This white paper explores the blockchain’s impact on enterprise IT architecture and the role of the Chief Information Officer, and how the convergence of emerging technologies will help catalyze distributed 'business models based on decentralized structures and disintermediated transactions'.
This white paper, brought to you by the Brightline Initiative and the Blockchain Research Institute, explores the blockchain’s impact on enterprise IT architecture and the role of the Chief Information Officer, and how the convergence of emerging technologies – artificial intelligence, machine learning, big data, and Internet of Things – will help catalyze distributed “business models based on decentralized structures and disintermediated transactions”.
Idea in brief
By now, few in the enterprise IT space have not heard of blockchain. Yet many questions remain about the possibilities, risks, and implications of this new technology.
In this paper, we examine blockchain technology in the enterprise context through the eyes of the chief information officer (CIO). We first dig into the technology itself. Like the Internet before it, blockchain has potential to disrupt or transform long-established business models and create all-new ones.
As in previous periods of technological innovation, most of the early work has revolved around blockchain use cases— “low-hanging fruit” where processes are ripe for change, volumes are predictably low, and the potential rewards are large.
We look at these use cases first and then turn to blockchain technology’s impact on enterprise IT architecture. We then examine the role that blockchain will play in the coming convergence of emerging technologies and how it will lead to the development of new, broad-based ecosystems. These, in turn, will catalyze brand-new business models based on decentralized structures and disintermediated transactions.
In the second half of the paper, we look at the changing role and responsibilities of the chief information officer (CIO) in this new environment, both generally and with respect to blockchain.
In the coming fourth industrial revolution, technology will play a far more central and transformative role in business and, ultimately, society. The CIO role will expand beyond helping a business to implement its strategy and realize its ambitions; the CIO will help to define that strategy and those ambitions.
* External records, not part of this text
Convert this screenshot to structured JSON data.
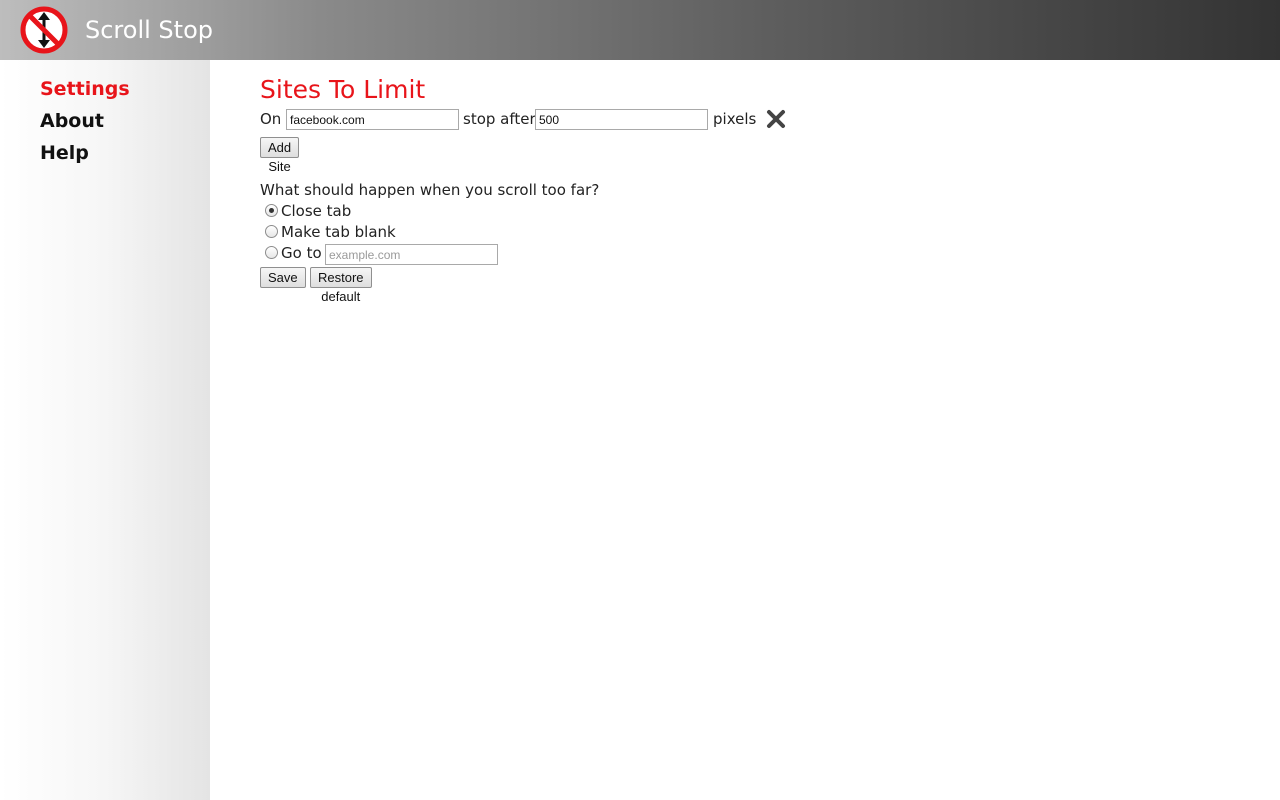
{
  "app": {
    "title": "Scroll Stop",
    "logo_icon": "no-scroll-icon",
    "accent_color": "#e8141a"
  },
  "sidebar": {
    "items": [
      {
        "label": "Settings",
        "active": true
      },
      {
        "label": "About",
        "active": false
      },
      {
        "label": "Help",
        "active": false
      }
    ]
  },
  "main": {
    "heading": "Sites To Limit",
    "site_rule": {
      "on_label": "On",
      "site_value": "facebook.com",
      "stop_after_label": "stop after",
      "pixels_value": "500",
      "pixels_label": "pixels",
      "remove_icon": "close-x-icon"
    },
    "add_site_label": "Add Site",
    "question": "What should happen when you scroll too far?",
    "options": [
      {
        "label": "Close tab",
        "checked": true
      },
      {
        "label": "Make tab blank",
        "checked": false
      },
      {
        "label": "Go to",
        "checked": false
      }
    ],
    "goto_placeholder": "example.com",
    "save_label": "Save",
    "restore_label": "Restore default"
  }
}
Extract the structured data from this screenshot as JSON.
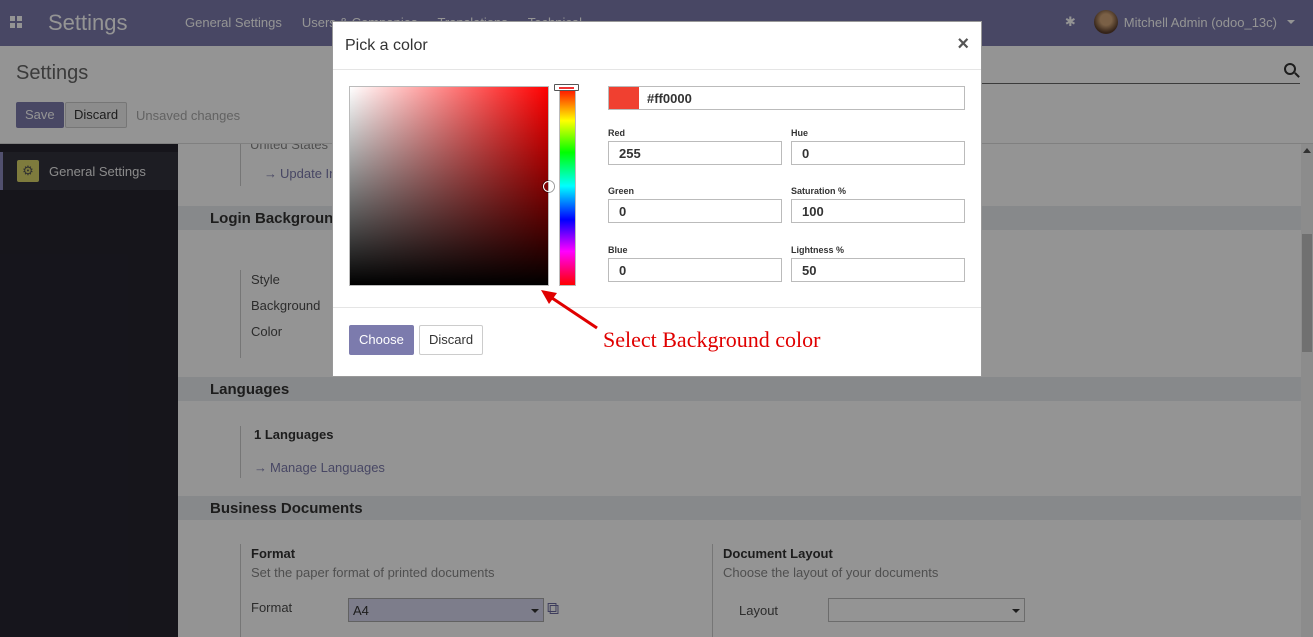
{
  "navbar": {
    "brand": "Settings",
    "menu": [
      "General Settings",
      "Users & Companies",
      "Translations",
      "Technical"
    ],
    "user": "Mitchell Admin (odoo_13c)",
    "colors": {
      "bar": "#7c7bad"
    }
  },
  "control_panel": {
    "title": "Settings",
    "save_label": "Save",
    "discard_label": "Discard",
    "unsaved_label": "Unsaved changes"
  },
  "sidebar": {
    "items": [
      {
        "label": "General Settings",
        "icon": "gear-icon"
      }
    ]
  },
  "content": {
    "partial_country": "United States",
    "update_info_link": "Update Info",
    "login_background": {
      "title": "Login Background",
      "fields": [
        "Style",
        "Background",
        "Color"
      ]
    },
    "languages": {
      "title": "Languages",
      "count": "1 Languages",
      "manage_link": "Manage Languages"
    },
    "business_documents": {
      "title": "Business Documents",
      "format": {
        "heading": "Format",
        "description": "Set the paper format of printed documents",
        "label": "Format",
        "value": "A4"
      },
      "document_layout": {
        "heading": "Document Layout",
        "description": "Choose the layout of your documents",
        "label": "Layout",
        "value": ""
      }
    }
  },
  "color_dialog": {
    "title": "Pick a color",
    "hex": "#ff0000",
    "swatch_color": "#f04030",
    "fields": {
      "red": {
        "label": "Red",
        "value": "255"
      },
      "green": {
        "label": "Green",
        "value": "0"
      },
      "blue": {
        "label": "Blue",
        "value": "0"
      },
      "hue": {
        "label": "Hue",
        "value": "0"
      },
      "saturation": {
        "label": "Saturation %",
        "value": "100"
      },
      "lightness": {
        "label": "Lightness %",
        "value": "50"
      }
    },
    "choose_label": "Choose",
    "discard_label": "Discard"
  },
  "annotation": {
    "text": "Select Background color",
    "color": "#e00000"
  }
}
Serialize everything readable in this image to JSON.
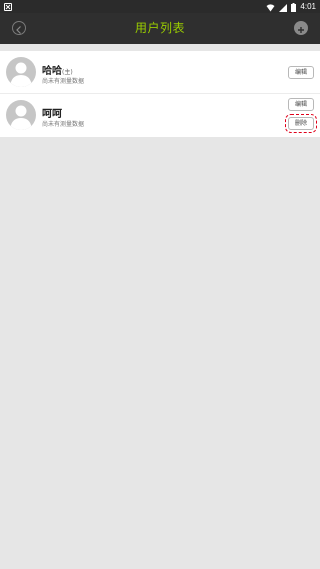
{
  "statusbar": {
    "time": "4:01"
  },
  "header": {
    "title": "用户列表",
    "back_icon": "chevron-left-icon",
    "add_icon": "plus-circle-icon"
  },
  "users": [
    {
      "name": "哈哈",
      "tag": "(主)",
      "subtitle": "尚未有测量数据",
      "edit_label": "编辑"
    },
    {
      "name": "呵呵",
      "tag": "",
      "subtitle": "尚未有测量数据",
      "edit_label": "编辑",
      "delete_label": "删除"
    }
  ],
  "colors": {
    "title": "#9acd00",
    "header_bg": "#2f2f2f",
    "highlight": "#e0001a"
  }
}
The new possibilities that technology provides will not only result in new roles for the CIO; it will also require a broad range of abilities such as “seeing the future” and “communicating the vision” in terms that non-technologists can understand.
Perhaps the most important role for the CIO remains that of ensuring that the right technology is built and deployed at the right time. The CIO will need to be able to orchestrate innovation; find, develop, and retain the necessary talent; and manage the great cultural transformations that are sure to occur both within and outside the enterprise.
We end with a short conclusion and a number of recommendations— our advice for CIOs looking to navigate this transformation successfully and master the new age of blockchain.